As I awoke one morning from uneasy dreams, I found myself transformed in my bed into some indescribable, alien creature. I tried to put a name to my new exoskeleton—the unfamiliar gains developed from single handedly carrying Lawrenceville’s campus culture on my back; the murky, caffeinated buzz in my head; and the sudden instinct to carry a JBL speaker across campus.
Eureka. I had emerged from my summer cocoon of TV show-binges and college essay procrastination as an entirely new species. A senior.
Just last night, I had been “normal”—at least in the eyes of the freshmen who parade the Bowl with unfounded confidence, the poor sophomores and juniors who line themselves up along the Circle and Crescent, and even the teachers who had side-eyed me for wearing a graphic tee to class.
Just last night, I was like everyone else: I sped-read my summer reading books 24 hours before classes, tried on five different dresses in front of my mirror to find the perfect floral fit, and repeatedly looked over class directories in hopes that a friend’s picture would suddenly appear amongst a sea of unfamiliar post-graduates.
I had gotten ready for bed, turned off my lights, and closed my eyes just like any other Lawrentian.
Yet this very morning, the morning of my first day of school, I felt something different. I felt something only a senior would feel. Or, at least, what I think a senior would feel. Despite the monotony of it all—the regular tiredness that pooled in my dull eyes, the familiar sense of wanting to lunge back under the covers, and even the known dread of a Monday schedule––a sudden, foreign urge to say “last first” began to rise up in my throat.
Last first day of school.
Last first brushing of my teeth before I go to my last first day of school.
Last first slipping on my shoes before I head off to the last first period of my last first day of school.
Finally, at my behest, I could attend all the classes I’d desperately begged to be switched into—lawyer roleplay, ukulele-building, radically loving. There’s nothing I’d rather do than discuss the impact of male gaze on baseball poetry. Virtu or virtue? To be or not to be? Can I somehow jam in the phrase “poststructuralist objective correlative dichotomy” into every essay I write? These were the questions I’d spent four years waiting to pursue.

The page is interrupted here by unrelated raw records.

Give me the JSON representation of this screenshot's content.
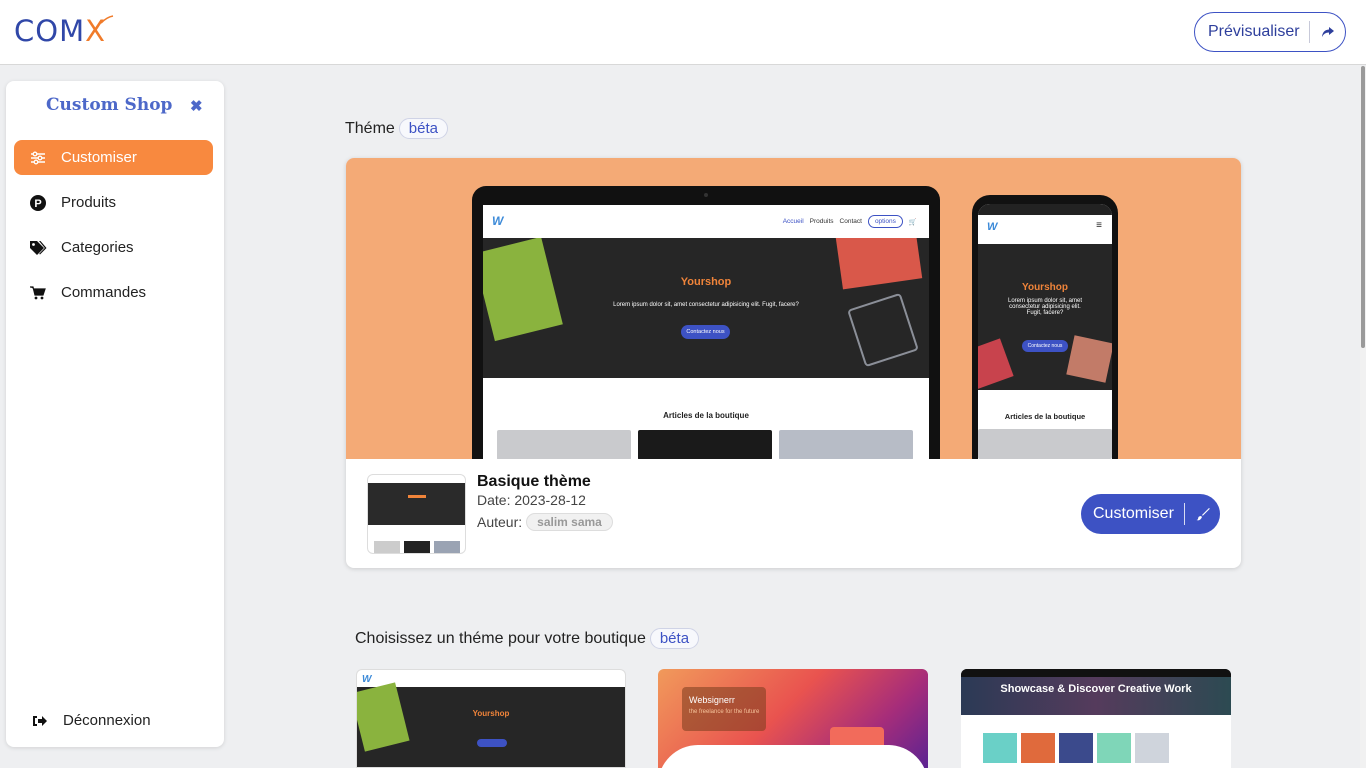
{
  "header": {
    "logo_text": "COM",
    "logo_accent": "X",
    "preview_label": "Prévisualiser"
  },
  "sidebar": {
    "title": "Custom Shop",
    "items": [
      {
        "label": "Customiser",
        "icon": "sliders-icon",
        "active": true
      },
      {
        "label": "Produits",
        "icon": "product-p-icon",
        "active": false
      },
      {
        "label": "Categories",
        "icon": "tags-icon",
        "active": false
      },
      {
        "label": "Commandes",
        "icon": "cart-icon",
        "active": false
      }
    ],
    "logout_label": "Déconnexion"
  },
  "current_theme": {
    "section_label": "Théme",
    "badge": "béta",
    "name": "Basique thème",
    "date": "Date: 2023-28-12",
    "author_label": "Auteur:",
    "author": "salim sama",
    "customise_label": "Customiser"
  },
  "mockup": {
    "nav_links": [
      "Accueil",
      "Produits",
      "Contact"
    ],
    "options_label": "options",
    "hero_title": "Yourshop",
    "hero_text": "Lorem ipsum dolor sit, amet consectetur adipisicing elit. Fugit, facere?",
    "hero_button": "Contactez nous",
    "articles_title": "Articles de la boutique"
  },
  "gallery": {
    "section_label": "Choisissez un théme pour votre boutique",
    "badge": "béta",
    "themes": [
      {
        "hero_title": "Yourshop"
      },
      {
        "title": "Websignerr",
        "subtitle": "the freelance for the future"
      },
      {
        "title": "Showcase & Discover Creative Work"
      }
    ]
  },
  "colors": {
    "brand": "#3d52c4",
    "accent": "#f8893f",
    "hero_bg": "#f4aa76"
  }
}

As I exited my last first last period of the day, I strutted confidently towards V Form housing––a safe haven from the loud chattering of underformers, the only thing that could possibly excite me more than uncovering the aforementioned academic mysteries in Woods Memorial Hall or the Kirby Math and Science Center. As I walked past the Bowl, I felt the urge to smirk down upon the throngs of freshmen developing friend groups that would inevitably disintegrate at the end of the week—that is, until I was stopped in my tracks by a shocking greeting.
“HI FRESHIE!” Five small heads, not yet weathered by the trials and tribulations of ICAPS, swiveled towards me. My worst nightmare had occurred. I had been mistaken for the lowliest category of Lawrentian: a freshman.

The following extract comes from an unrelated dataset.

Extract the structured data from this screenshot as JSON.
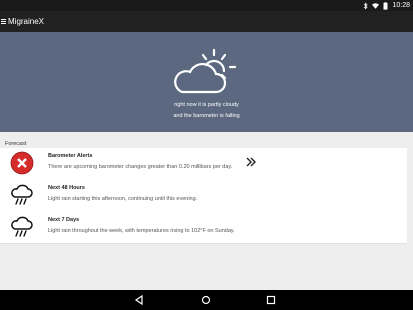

I took a deep breath and steeled my resolve: this would be my last first time being mistaken for a freshman. Such a transgression could never occur again under my watch. From this day on, I would assert my top-dawg dominance everywhere I walked, Starbucks cold brew and Statistics textbook in-hand. So I stared them right back in the eyes as I strutted my way towards the gilded halls of the Abbott Dining Room.
That concludes my last first day of senior year––a culmination of the triumphs and defeats, the epic highs and lows of 12th grade. As I happily eat my dinner in my straight-backed, hardy oak chair, surrounded by other strange senior creatures like myself, I can’t help but hope. Hope that—oh, never mind. I’ll save that for another Harkness.